On the bottom end of Asus’ new line-up is a completely re-branded set of Series boards. The most notable part of this re-brand is the drop of the blue and black colour scheme that we have come to know with Asus entry level boards – the new colour scheme is based around a two tone yellow/gold, but thankfully this is not a shiny gold which would be rather displeasing to the eye. Whilst there are a number of boards in the Series range, looking at both ends of the range, Asus have covered all the grounds when it comes to compatibility – something which we have seen previously on their Z77 boards of a similar level. Between this board is a number of models that make a transition from a board for more mainstream builds, offering all the Z87 features. These include the Z87-C, Z87-PRO, Z87-PLUS and the Z87I-Delux (a mini ITX offering).
Top top end of the Series range see native PCI fully replaced with PCIe amongst other subtle changes. All the new series boards will see the integration of Dual Intelligent Processors 4 with 4-way optimisation, DIGI+ Power Control, Fan Xpert 2 amongst other now offerings from Intel.
Moving up one stage and on to the TUF line of boards, this line only see some subtle changes with a full ATX board that in some respects looks very similar to the previous generation Z77 board. This is all because of the thermal armour that is laid across the PCB to keep the board as cool as possible and keep dust away from all empty slots with a series of Dust Defender plugs that fill empty ports. On the back of the PCB we see a new Fortifier metal plate that reinforces the PCB to prevent it warping whist in use and an airflow boosting valve design around the CPU power areas.
Making a fresh appearance to the TUF line-up is one of Asus’ many new boards. The Gryphon is a mATX version of the Sabertooth and like its bigger brother, it features all the same top quality components and features as well as the extended expected lifetime from its higher temperature tolerance. What is missing though is the thermal armour, however Asus will be supplying this separately and the two piece kit can be quickly mounted to the Gryphon’s PCB.
Top top of the new Z87 range is Asus’ top end ROG boards. These boards for a number of generations now have been renowned for their top end performance and overclocking abilities. New to the ROG line of boards and sitting mi-range is the HERO. This new board’s purpose is to offer mainstream the gamers the stepping stone into the ROG brand, but at a price point that is far more manageable compared to the flagship Maximus IV Extreme. As well as these two boards, Asus will also be launching an updated Maximus IV Gene and all these boards will feature Supreme FX audio as well as a new on-screen ‘Sonic-Radar’ that works as a viual overlay to any game to indicate the direction a proximity of a gun fire for example in a visual format.

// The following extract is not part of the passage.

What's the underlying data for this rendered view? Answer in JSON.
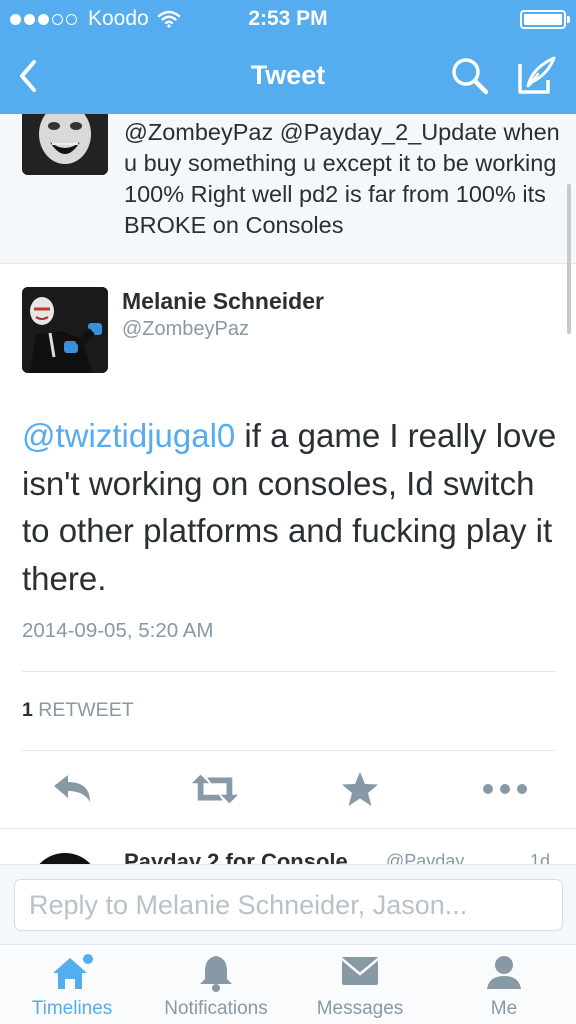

The flagship Extreme board see a new overclocking tool, that unlike the previous generations OC-key is set to be far more user friendly and intuitive to use and alongside this in the Extreme box, users with find a 5.25″ drive bay adaptor to allow the OC Panel to operate as a fan control panel from the front of a case.